## PROBLEM DESCRIPTION
Retype each entry exactly. Skip any pictures.

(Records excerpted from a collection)
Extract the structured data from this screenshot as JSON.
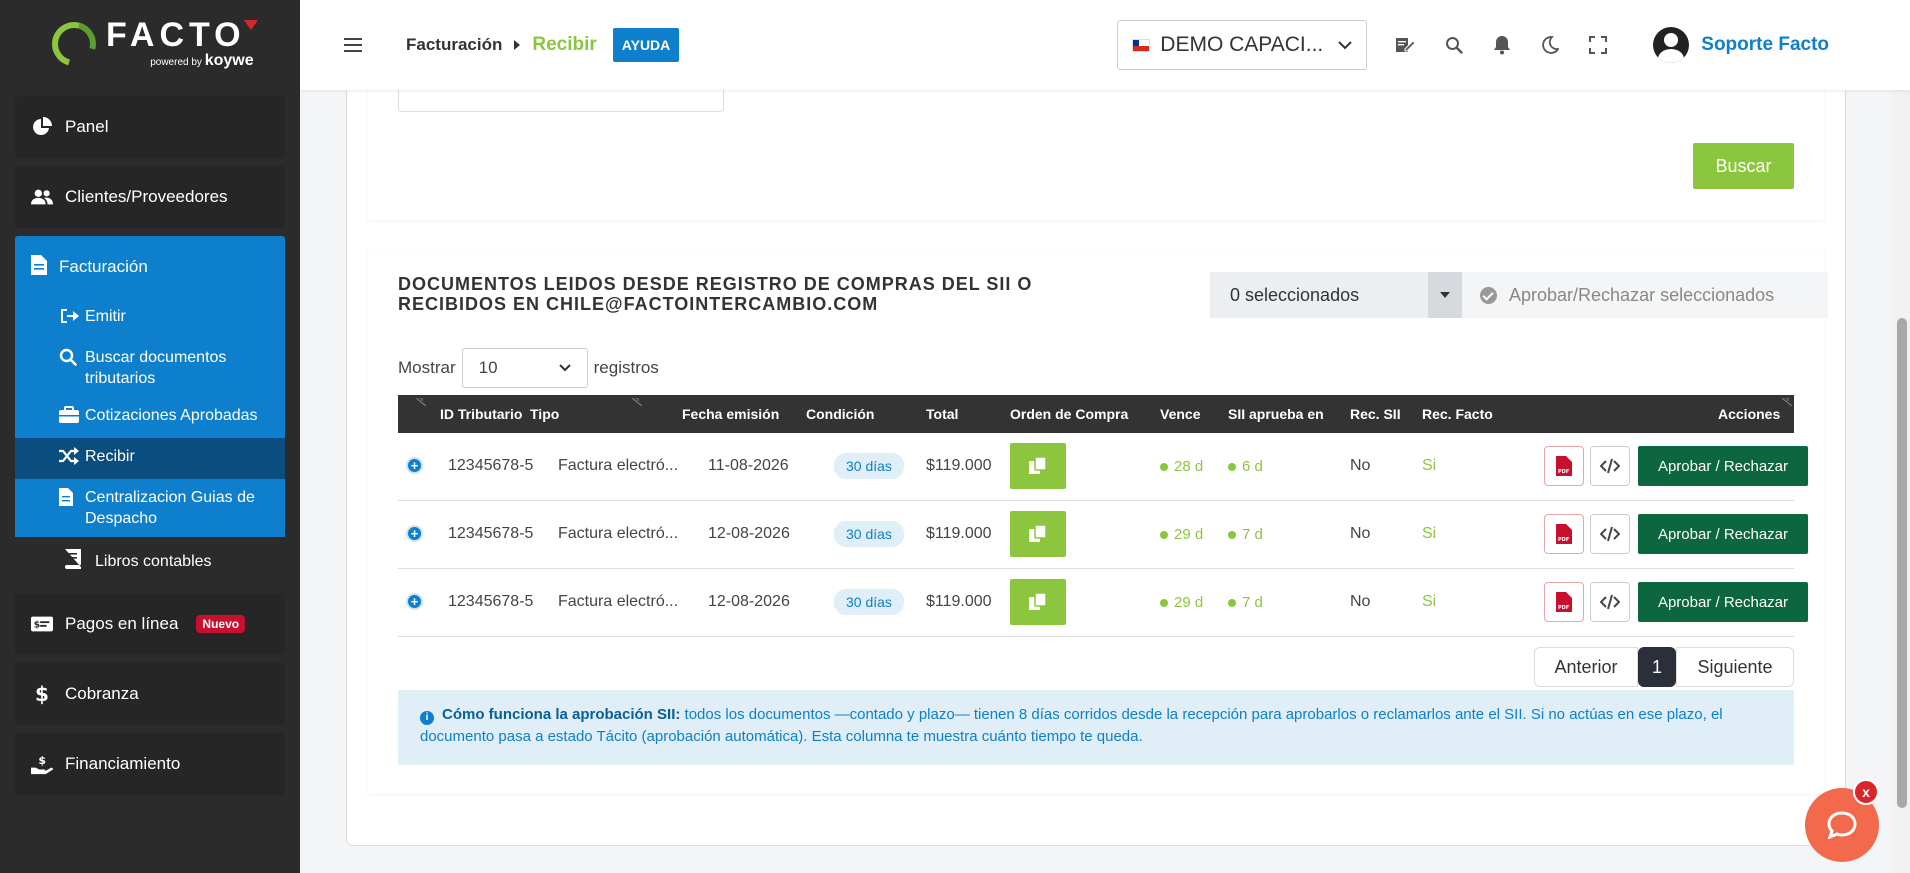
{
  "brand": {
    "name": "FACTO",
    "powered": "powered",
    "by": "by",
    "koywe": "koywe"
  },
  "sidebar": {
    "panel": "Panel",
    "clientes": "Clientes/Proveedores",
    "facturacion": "Facturación",
    "sub": {
      "emitir": "Emitir",
      "buscar": "Buscar documentos tributarios",
      "cotizaciones": "Cotizaciones Aprobadas",
      "recibir": "Recibir",
      "centralizacion": "Centralizacion Guias de Despacho",
      "libros": "Libros contables"
    },
    "pagos": "Pagos en línea",
    "pagos_badge": "Nuevo",
    "cobranza": "Cobranza",
    "financiamiento": "Financiamiento"
  },
  "topbar": {
    "breadcrumb_parent": "Facturación",
    "breadcrumb_current": "Recibir",
    "help": "AYUDA",
    "company": "DEMO CAPACI...",
    "user": "Soporte Facto"
  },
  "search": {
    "button": "Buscar"
  },
  "documents": {
    "title": "DOCUMENTOS LEIDOS DESDE REGISTRO DE COMPRAS DEL SII O RECIBIDOS EN CHILE@FACTOINTERCAMBIO.COM",
    "selected": "0 seleccionados",
    "approve_selected": "Aprobar/Rechazar seleccionados",
    "show_label": "Mostrar",
    "show_value": "10",
    "records_label": "registros",
    "columns": {
      "id": "ID Tributario",
      "tipo": "Tipo",
      "fecha": "Fecha emisión",
      "condicion": "Condición",
      "total": "Total",
      "orden": "Orden de Compra",
      "vence": "Vence",
      "sii": "SII aprueba en",
      "recsii": "Rec. SII",
      "recfacto": "Rec. Facto",
      "acciones": "Acciones"
    },
    "rows": [
      {
        "id": "12345678-5",
        "tipo": "Factura electró...",
        "fecha": "11-08-2026",
        "condicion": "30 días",
        "total": "$119.000",
        "vence": "28 d",
        "sii": "6 d",
        "recsii": "No",
        "recfacto": "Si",
        "action": "Aprobar / Rechazar"
      },
      {
        "id": "12345678-5",
        "tipo": "Factura electró...",
        "fecha": "12-08-2026",
        "condicion": "30 días",
        "total": "$119.000",
        "vence": "29 d",
        "sii": "7 d",
        "recsii": "No",
        "recfacto": "Si",
        "action": "Aprobar / Rechazar"
      },
      {
        "id": "12345678-5",
        "tipo": "Factura electró...",
        "fecha": "12-08-2026",
        "condicion": "30 días",
        "total": "$119.000",
        "vence": "29 d",
        "sii": "7 d",
        "recsii": "No",
        "recfacto": "Si",
        "action": "Aprobar / Rechazar"
      }
    ],
    "pager": {
      "prev": "Anterior",
      "current": "1",
      "next": "Siguiente"
    },
    "info_title": "Cómo funciona la aprobación SII:",
    "info_text": " todos los documentos —contado y plazo— tienen 8 días corridos desde la recepción para aprobarlos o reclamarlos ante el SII. Si no actúas en ese plazo, el documento pasa a estado Tácito (aprobación automática). Esta columna te muestra cuánto tiempo te queda."
  },
  "chat": {
    "close": "x"
  },
  "colors": {
    "green": "#8cc63f",
    "blue": "#0d7fcc",
    "dark_green": "#0c6640",
    "sidebar": "#2b2b2b"
  }
}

## SOLUTION TO THIS TASK
Extract the structured data from this screenshot as JSON.
{
  "brand": {
    "name": "FACTO",
    "powered": "powered",
    "by": "by",
    "koywe": "koywe"
  },
  "sidebar": {
    "panel": "Panel",
    "clientes": "Clientes/Proveedores",
    "facturacion": "Facturación",
    "sub": {
      "emitir": "Emitir",
      "buscar": "Buscar documentos tributarios",
      "cotizaciones": "Cotizaciones Aprobadas",
      "recibir": "Recibir",
      "centralizacion": "Centralizacion Guias de Despacho",
      "libros": "Libros contables"
    },
    "pagos": "Pagos en línea",
    "pagos_badge": "Nuevo",
    "cobranza": "Cobranza",
    "financiamiento": "Financiamiento"
  },
  "topbar": {
    "breadcrumb_parent": "Facturación",
    "breadcrumb_current": "Recibir",
    "help": "AYUDA",
    "company": "DEMO CAPACI...",
    "user": "Soporte Facto"
  },
  "search": {
    "button": "Buscar"
  },
  "documents": {
    "title": "DOCUMENTOS LEIDOS DESDE REGISTRO DE COMPRAS DEL SII O RECIBIDOS EN CHILE@FACTOINTERCAMBIO.COM",
    "selected": "0 seleccionados",
    "approve_selected": "Aprobar/Rechazar seleccionados",
    "show_label": "Mostrar",
    "show_value": "10",
    "records_label": "registros",
    "columns": {
      "id": "ID Tributario",
      "tipo": "Tipo",
      "fecha": "Fecha emisión",
      "condicion": "Condición",
      "total": "Total",
      "orden": "Orden de Compra",
      "vence": "Vence",
      "sii": "SII aprueba en",
      "recsii": "Rec. SII",
      "recfacto": "Rec. Facto",
      "acciones": "Acciones"
    },
    "rows": [
      {
        "id": "12345678-5",
        "tipo": "Factura electró...",
        "fecha": "11-08-2026",
        "condicion": "30 días",
        "total": "$119.000",
        "vence": "28 d",
        "sii": "6 d",
        "recsii": "No",
        "recfacto": "Si",
        "action": "Aprobar / Rechazar"
      },
      {
        "id": "12345678-5",
        "tipo": "Factura electró...",
        "fecha": "12-08-2026",
        "condicion": "30 días",
        "total": "$119.000",
        "vence": "29 d",
        "sii": "7 d",
        "recsii": "No",
        "recfacto": "Si",
        "action": "Aprobar / Rechazar"
      },
      {
        "id": "12345678-5",
        "tipo": "Factura electró...",
        "fecha": "12-08-2026",
        "condicion": "30 días",
        "total": "$119.000",
        "vence": "29 d",
        "sii": "7 d",
        "recsii": "No",
        "recfacto": "Si",
        "action": "Aprobar / Rechazar"
      }
    ],
    "pager": {
      "prev": "Anterior",
      "current": "1",
      "next": "Siguiente"
    },
    "info_title": "Cómo funciona la aprobación SII:",
    "info_text": " todos los documentos —contado y plazo— tienen 8 días corridos desde la recepción para aprobarlos o reclamarlos ante el SII. Si no actúas en ese plazo, el documento pasa a estado Tácito (aprobación automática). Esta columna te muestra cuánto tiempo te queda."
  },
  "chat": {
    "close": "x"
  },
  "colors": {
    "green": "#8cc63f",
    "blue": "#0d7fcc",
    "dark_green": "#0c6640",
    "sidebar": "#2b2b2b"
  }
}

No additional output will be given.